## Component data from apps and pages
◇ ◇ ◇ ◇
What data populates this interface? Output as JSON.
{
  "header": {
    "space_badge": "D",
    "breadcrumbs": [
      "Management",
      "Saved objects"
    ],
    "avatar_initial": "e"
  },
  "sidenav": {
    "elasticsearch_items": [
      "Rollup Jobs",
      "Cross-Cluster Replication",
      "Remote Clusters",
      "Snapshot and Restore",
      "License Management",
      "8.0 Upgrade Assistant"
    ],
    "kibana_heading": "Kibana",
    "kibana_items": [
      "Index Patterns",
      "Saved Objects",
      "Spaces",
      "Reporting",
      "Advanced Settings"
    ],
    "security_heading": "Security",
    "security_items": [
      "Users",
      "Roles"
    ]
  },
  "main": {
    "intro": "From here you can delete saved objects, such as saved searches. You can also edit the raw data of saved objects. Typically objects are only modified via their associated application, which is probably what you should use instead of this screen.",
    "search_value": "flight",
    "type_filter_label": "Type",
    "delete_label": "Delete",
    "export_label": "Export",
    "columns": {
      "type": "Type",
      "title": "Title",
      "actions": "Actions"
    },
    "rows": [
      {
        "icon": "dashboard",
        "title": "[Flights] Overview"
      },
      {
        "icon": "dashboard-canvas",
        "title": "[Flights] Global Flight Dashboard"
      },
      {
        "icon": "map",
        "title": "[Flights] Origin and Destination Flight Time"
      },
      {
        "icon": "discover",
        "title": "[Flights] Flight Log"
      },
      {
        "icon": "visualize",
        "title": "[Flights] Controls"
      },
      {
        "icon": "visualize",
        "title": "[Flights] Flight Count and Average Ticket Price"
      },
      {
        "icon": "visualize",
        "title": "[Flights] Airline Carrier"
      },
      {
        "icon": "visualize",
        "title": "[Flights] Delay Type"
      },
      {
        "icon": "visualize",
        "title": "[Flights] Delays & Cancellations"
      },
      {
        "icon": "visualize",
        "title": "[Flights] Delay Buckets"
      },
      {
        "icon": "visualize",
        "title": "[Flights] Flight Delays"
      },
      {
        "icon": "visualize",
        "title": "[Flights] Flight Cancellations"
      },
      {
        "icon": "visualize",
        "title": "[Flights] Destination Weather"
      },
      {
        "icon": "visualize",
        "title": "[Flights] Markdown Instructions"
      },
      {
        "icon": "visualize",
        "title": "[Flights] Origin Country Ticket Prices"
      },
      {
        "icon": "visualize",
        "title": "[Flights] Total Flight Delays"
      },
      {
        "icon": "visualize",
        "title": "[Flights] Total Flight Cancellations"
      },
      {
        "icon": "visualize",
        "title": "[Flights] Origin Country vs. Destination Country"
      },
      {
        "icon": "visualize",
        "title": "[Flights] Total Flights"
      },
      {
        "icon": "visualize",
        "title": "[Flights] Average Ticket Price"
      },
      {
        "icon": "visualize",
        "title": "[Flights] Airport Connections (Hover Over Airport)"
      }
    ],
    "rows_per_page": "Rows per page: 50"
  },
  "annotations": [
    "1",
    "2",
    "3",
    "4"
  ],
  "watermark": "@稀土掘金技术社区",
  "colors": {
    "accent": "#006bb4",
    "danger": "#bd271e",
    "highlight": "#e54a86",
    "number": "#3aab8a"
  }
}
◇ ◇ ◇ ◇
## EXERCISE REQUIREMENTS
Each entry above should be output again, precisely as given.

## EXERCISE OUTPUT
What data populates this interface? Output as JSON.
{
  "header": {
    "space_badge": "D",
    "breadcrumbs": [
      "Management",
      "Saved objects"
    ],
    "avatar_initial": "e"
  },
  "sidenav": {
    "elasticsearch_items": [
      "Rollup Jobs",
      "Cross-Cluster Replication",
      "Remote Clusters",
      "Snapshot and Restore",
      "License Management",
      "8.0 Upgrade Assistant"
    ],
    "kibana_heading": "Kibana",
    "kibana_items": [
      "Index Patterns",
      "Saved Objects",
      "Spaces",
      "Reporting",
      "Advanced Settings"
    ],
    "security_heading": "Security",
    "security_items": [
      "Users",
      "Roles"
    ]
  },
  "main": {
    "intro": "From here you can delete saved objects, such as saved searches. You can also edit the raw data of saved objects. Typically objects are only modified via their associated application, which is probably what you should use instead of this screen.",
    "search_value": "flight",
    "type_filter_label": "Type",
    "delete_label": "Delete",
    "export_label": "Export",
    "columns": {
      "type": "Type",
      "title": "Title",
      "actions": "Actions"
    },
    "rows": [
      {
        "icon": "dashboard",
        "title": "[Flights] Overview"
      },
      {
        "icon": "dashboard-canvas",
        "title": "[Flights] Global Flight Dashboard"
      },
      {
        "icon": "map",
        "title": "[Flights] Origin and Destination Flight Time"
      },
      {
        "icon": "discover",
        "title": "[Flights] Flight Log"
      },
      {
        "icon": "visualize",
        "title": "[Flights] Controls"
      },
      {
        "icon": "visualize",
        "title": "[Flights] Flight Count and Average Ticket Price"
      },
      {
        "icon": "visualize",
        "title": "[Flights] Airline Carrier"
      },
      {
        "icon": "visualize",
        "title": "[Flights] Delay Type"
      },
      {
        "icon": "visualize",
        "title": "[Flights] Delays & Cancellations"
      },
      {
        "icon": "visualize",
        "title": "[Flights] Delay Buckets"
      },
      {
        "icon": "visualize",
        "title": "[Flights] Flight Delays"
      },
      {
        "icon": "visualize",
        "title": "[Flights] Flight Cancellations"
      },
      {
        "icon": "visualize",
        "title": "[Flights] Destination Weather"
      },
      {
        "icon": "visualize",
        "title": "[Flights] Markdown Instructions"
      },
      {
        "icon": "visualize",
        "title": "[Flights] Origin Country Ticket Prices"
      },
      {
        "icon": "visualize",
        "title": "[Flights] Total Flight Delays"
      },
      {
        "icon": "visualize",
        "title": "[Flights] Total Flight Cancellations"
      },
      {
        "icon": "visualize",
        "title": "[Flights] Origin Country vs. Destination Country"
      },
      {
        "icon": "visualize",
        "title": "[Flights] Total Flights"
      },
      {
        "icon": "visualize",
        "title": "[Flights] Average Ticket Price"
      },
      {
        "icon": "visualize",
        "title": "[Flights] Airport Connections (Hover Over Airport)"
      }
    ],
    "rows_per_page": "Rows per page: 50"
  },
  "annotations": [
    "1",
    "2",
    "3",
    "4"
  ],
  "watermark": "@稀土掘金技术社区",
  "colors": {
    "accent": "#006bb4",
    "danger": "#bd271e",
    "highlight": "#e54a86",
    "number": "#3aab8a"
  }
}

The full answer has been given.